The other most significant outcome was in West Bengal. This was widely anticipated so one was not surprised at the victory of Mamata Banerjee, though the extent of her sweep did leave everyone impressed. As the lone symbol of opposition to the non-performing Left Front government, Banerjee alone was in an ideal position to exploit the popular anger accumulated over the last 34 years.

Marxists had behaved much worse than any bourgeoisie party, their cadres were a law unto themselves. For long, lawlessness had become the only law that prevailed in  rural West Bengal with the local Marxist leaders behaving no better than mafia dons, enforcing instant justice and extorting money from both the people and the lower constabulary. While the rest of the country reported far improved socio-economic indices, West Bengal remained a drag on the national economy, growing far below the national average.

Maverick Mamata, meanwhile, displayed a manic spirit in opposing the Marxists. Her uncompromising resistance to all things Marxist eventually won her the coveted chief ministerial kursi.

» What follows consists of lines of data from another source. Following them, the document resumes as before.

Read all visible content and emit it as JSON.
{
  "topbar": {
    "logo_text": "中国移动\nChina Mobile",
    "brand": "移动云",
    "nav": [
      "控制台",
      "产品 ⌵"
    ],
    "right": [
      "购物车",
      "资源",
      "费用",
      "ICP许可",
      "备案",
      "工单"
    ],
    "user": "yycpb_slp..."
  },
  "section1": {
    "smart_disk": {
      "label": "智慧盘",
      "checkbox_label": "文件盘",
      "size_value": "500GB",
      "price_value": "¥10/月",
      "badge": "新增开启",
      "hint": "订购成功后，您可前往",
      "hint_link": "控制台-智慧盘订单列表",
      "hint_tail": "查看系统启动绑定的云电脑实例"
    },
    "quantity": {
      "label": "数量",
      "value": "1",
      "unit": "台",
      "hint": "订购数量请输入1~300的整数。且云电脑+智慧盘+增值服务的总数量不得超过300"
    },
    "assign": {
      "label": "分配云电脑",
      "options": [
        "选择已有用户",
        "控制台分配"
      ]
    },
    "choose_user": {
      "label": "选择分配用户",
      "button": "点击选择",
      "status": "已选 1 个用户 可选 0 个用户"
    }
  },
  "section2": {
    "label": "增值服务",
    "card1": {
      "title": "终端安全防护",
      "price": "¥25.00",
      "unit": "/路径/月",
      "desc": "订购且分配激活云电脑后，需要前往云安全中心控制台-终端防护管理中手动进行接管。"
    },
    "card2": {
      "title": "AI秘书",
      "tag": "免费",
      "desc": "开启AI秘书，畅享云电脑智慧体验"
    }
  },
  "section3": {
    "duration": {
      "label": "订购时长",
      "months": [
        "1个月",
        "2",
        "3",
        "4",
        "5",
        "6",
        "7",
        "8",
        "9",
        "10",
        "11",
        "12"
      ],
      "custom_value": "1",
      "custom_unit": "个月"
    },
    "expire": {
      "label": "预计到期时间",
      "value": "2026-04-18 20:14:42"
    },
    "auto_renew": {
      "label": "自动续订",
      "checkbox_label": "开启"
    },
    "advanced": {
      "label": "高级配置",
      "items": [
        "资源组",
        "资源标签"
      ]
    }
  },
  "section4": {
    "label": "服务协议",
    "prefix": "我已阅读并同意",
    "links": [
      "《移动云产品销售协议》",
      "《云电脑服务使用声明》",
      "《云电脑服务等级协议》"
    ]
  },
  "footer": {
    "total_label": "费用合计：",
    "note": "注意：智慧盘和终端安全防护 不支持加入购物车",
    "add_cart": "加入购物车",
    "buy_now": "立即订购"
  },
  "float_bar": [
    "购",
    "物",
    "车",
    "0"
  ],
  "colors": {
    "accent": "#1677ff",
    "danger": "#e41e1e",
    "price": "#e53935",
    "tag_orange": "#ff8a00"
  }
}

Hopefully, she will live down her image as a temperamental person without much intellectual and ideological depth in order to provide a semblance of governance to the long-suffering people of West Bengal.

In spite of her gathering around her a number of professionals and former bureaucrats, it is the leader's own demeanour, her own political maturity, or lack of it, which will determine the quality of governance in the state. Whether or not she improves things in Writers' Building, people in West Bengal needed a respite from the non-performing Left Front. The lack of a credible option alone had kept the Left in power for so long.

Of course, how Mamata Banerjee lives down her opposition to the growth of industry and commerce in the state, how she revises her stance about Nandigram and Singur, two projects which symbolised the Marxist desire to embrace economic progress, would be keenly watched. She can, of course, rely on the Marxists to pay her in her own currency of protests and agitations. One will keep one's fingers crossed that West Bengal does not become a political battleground with the winners and the losers settling scores in the streets and village squares.

What about the national parties in this election? Well, the Bharatiya Janata Party had a flicker of a hope of improving its tally in Assam, but its failure to tie up with the Asom Gana Parishad meant that both handed an easy victory to the Congress. Without doubt, the Congress's cause was bolstered by its opening of a dialogue on the eve of the polls with the underground Ulfa some of whose leaders, tired and retired, were ready to settle for crumbs from the ruling party.

But the Congress has lost big-time in Tamil Nadu. And yielded almost the entire anti-Left  space to Mamata Banerjee in West Bengal. Even in Kerala, against the norm of power switching in each election from one front to the other, the wafer-thin win of the UDF underlines the popular anger against various corruption scams of local and national leaders associated with the Congress party. Had the Politburo not behaved in such a cavalier manner with the widely respected V S Achuthanandan, for all we know, the  Left Front may well have retained power in the state. Prakash Karat is not entirely blameless.

As for the impact on the UPA government, we do not think there will be any immediately. A suitably chastened DMK would be keen to retain its ministers in the central government so that it can offer resistance to an imperious Jayalalithaa in Tamil Nadu. In the unlikely event of the DMK pulling out, from Jayalalithaa to Mayawati and Mulayam Singh, there are a number of small groups eager to sup with the ruling party.

In short, there is no immediate threat to the United Progressive Alliance government.

However, the overall message of the assembly election is certainly anti-UPA insofar as it was the endless series of corruption scams that determined the 2011 outcome.

Now, over to Uttar Pradesh. There the ground for the big electoral battle next year is already being readied on the outskirts of the capital in the name of the farmers' right to their lands.

Virendra Kapoor